Morning Update: Bulls prep for Game 4; Cubs won; Sox lost

Here are some of Saturday's top stories in Chicago sports:

Five Things to Watch: Bulls battle Celtics in Game 4 today on CSN

Preview: Cubs look to sweep Reds on CSN

White Sox scoreless streak hits 23 innings in loss to Indians

No clear options for Fred Hoiberg at point guard

Two days later, Blackhawks still stunned, 'embarrassed' by quick exit

Cubs offense explodes with three home runs in victory over Reds

Stan Bowman 'completely, completely disappointed' with Blackhawks

White Sox prospect Carson Fulmer: 'Our time is coming soon'

Still in mourning, Isaiah Thomas dictates pace, delivers for Celtics

Jacob May gets 'Harambe' off his back with first career hit

Jacob May gets 'Harambe' off his back with first career hit

Jacob May gets 'Harambe' off his back with first career hit

Jacob May earned his first career hit on Saturday night when he singled up in the middle against Cleveland Indians right-hander Carlos Carrasco, ending an 0-for-26 start to his major league career. That lengthy stretch without a hit put a weight on May's back heavier than a monkey, as the cliché usually goes.

Instead, that weight felt like America's favorite deceased silverback gorilla. 

"It was kind of like having Harambe on my back," May, a Cincinnati native, said. "I was in a chokehold because I couldn't breathe as well. Now that he's gone, hopefully I can have a lot of success and help this team win.

In all seriousness, May felt an extraordinary relief when he reached first base. He said first base coach Daryl Boston looked at him and said, "Finally," when he reached first base, and when he got back to the dugout, he was mobbed by his teammates and hugged by manager Rick Renteria.

Before anyone could congratulate him in the dugout, though, May let out a cathartic scream into his helmet.

"I was just like oh, man, I let loose a little bit," May said. "This locker room, every'one has kind of helped me out and brought me aside, and told me to just relax. It's a tough situation when you are trying to impress instead of going out there and having fun. Just kind of got to release all that tension built up."

May only had the opportunity to hit because left fielder Melky Cabrera injured his left wrist in the top of the seventh inning (X-Rays came back negative and Cabrera said he should be able to play Sunday). May didn't have much time to think about having to pinch hit for Cabrera, who was due to lead off the bottom of the seventh, which Renteria figured worked in his favor.

"When we hit for Melky, I was talking to (bench coach Joe McEwing), I said, 'He's not going to have anytime to think about it. He's going to get into the box and keep it probably as simple as possible,'" Renteria said. "I don't think he even had enough time to put his guard on his shin. He just got a pitch out over the middle of the plate and stayed within himself and just drove it up the middle, which was nice to see. Obviously very excited for him."
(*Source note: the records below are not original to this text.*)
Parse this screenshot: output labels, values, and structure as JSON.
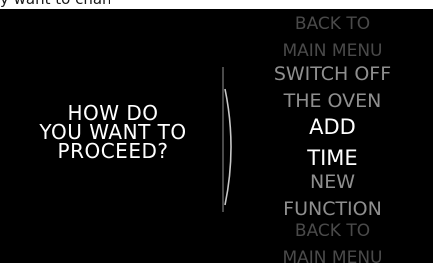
{
  "screen": {
    "caption": "y want to change",
    "prompt": {
      "line1": "HOW DO",
      "line2": "YOU WANT TO",
      "line3": "PROCEED?"
    },
    "menu": {
      "items": [
        {
          "line1": "BACK TO",
          "line2": "MAIN MENU"
        },
        {
          "line1": "SWITCH OFF",
          "line2": "THE OVEN"
        },
        {
          "line1": "ADD",
          "line2": "TIME"
        },
        {
          "line1": "NEW",
          "line2": "FUNCTION"
        },
        {
          "line1": "BACK TO",
          "line2": "MAIN MENU"
        }
      ],
      "selected_index": 2
    }
  },
  "colors": {
    "background": "#000000",
    "text_active": "#ffffff",
    "text_near": "#8f8f8f",
    "text_far": "#4a4a4a"
  }
}
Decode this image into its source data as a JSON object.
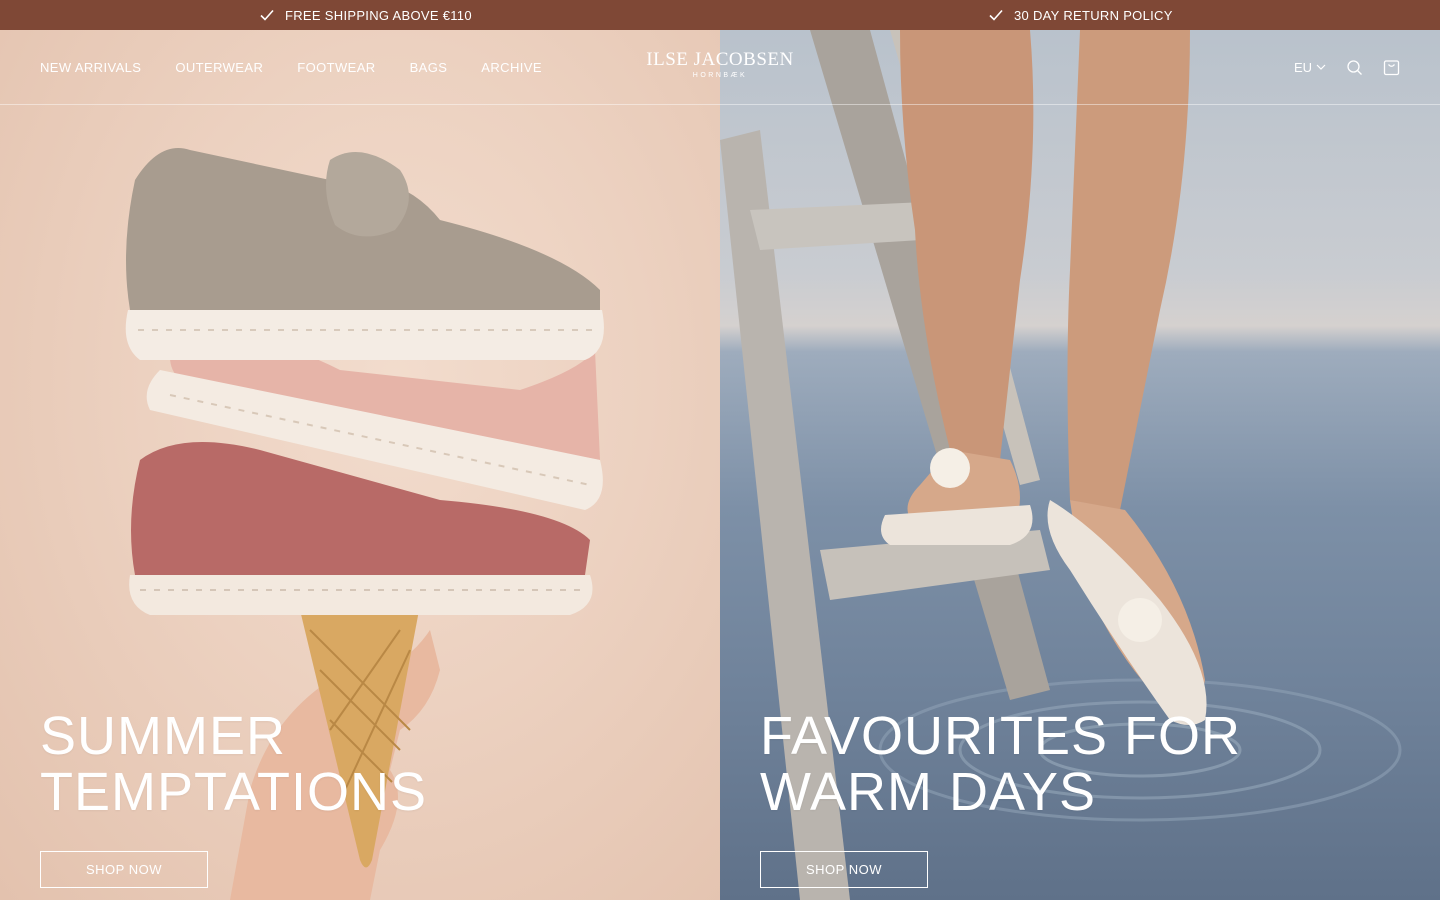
{
  "announcements": [
    {
      "text": "FREE SHIPPING ABOVE €110",
      "icon": "check-icon"
    },
    {
      "text": "30 DAY RETURN POLICY",
      "icon": "check-icon"
    }
  ],
  "nav": {
    "items": [
      "NEW ARRIVALS",
      "OUTERWEAR",
      "FOOTWEAR",
      "BAGS",
      "ARCHIVE"
    ]
  },
  "brand": {
    "name": "ILSE JACOBSEN",
    "tagline": "HORNBÆK"
  },
  "header_actions": {
    "region": "EU",
    "icons": [
      "chevron-down-icon",
      "search-icon",
      "bag-icon"
    ]
  },
  "heroes": [
    {
      "title_line1": "SUMMER",
      "title_line2": "TEMPTATIONS",
      "button": "SHOP NOW"
    },
    {
      "title_line1": "FAVOURITES FOR",
      "title_line2": "WARM DAYS",
      "button": "SHOP NOW"
    }
  ],
  "colors": {
    "announcement_bg": "#7f4836",
    "text": "#ffffff",
    "left_panel": "#ecd1c0",
    "right_panel_water": "#7d90a7"
  }
}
When May reached first base, he received a standing ovation from the crowd at Guaranteed Rate Field, too, even with the White Sox well on their way to a 7-0 loss to the Indians. It's a moment May certainly won't forget anytime soon, especially now that he got Harambe off his back.

"I kind of soaked it all in," May said. "It was probably one of the most surreal, best experiences of my life."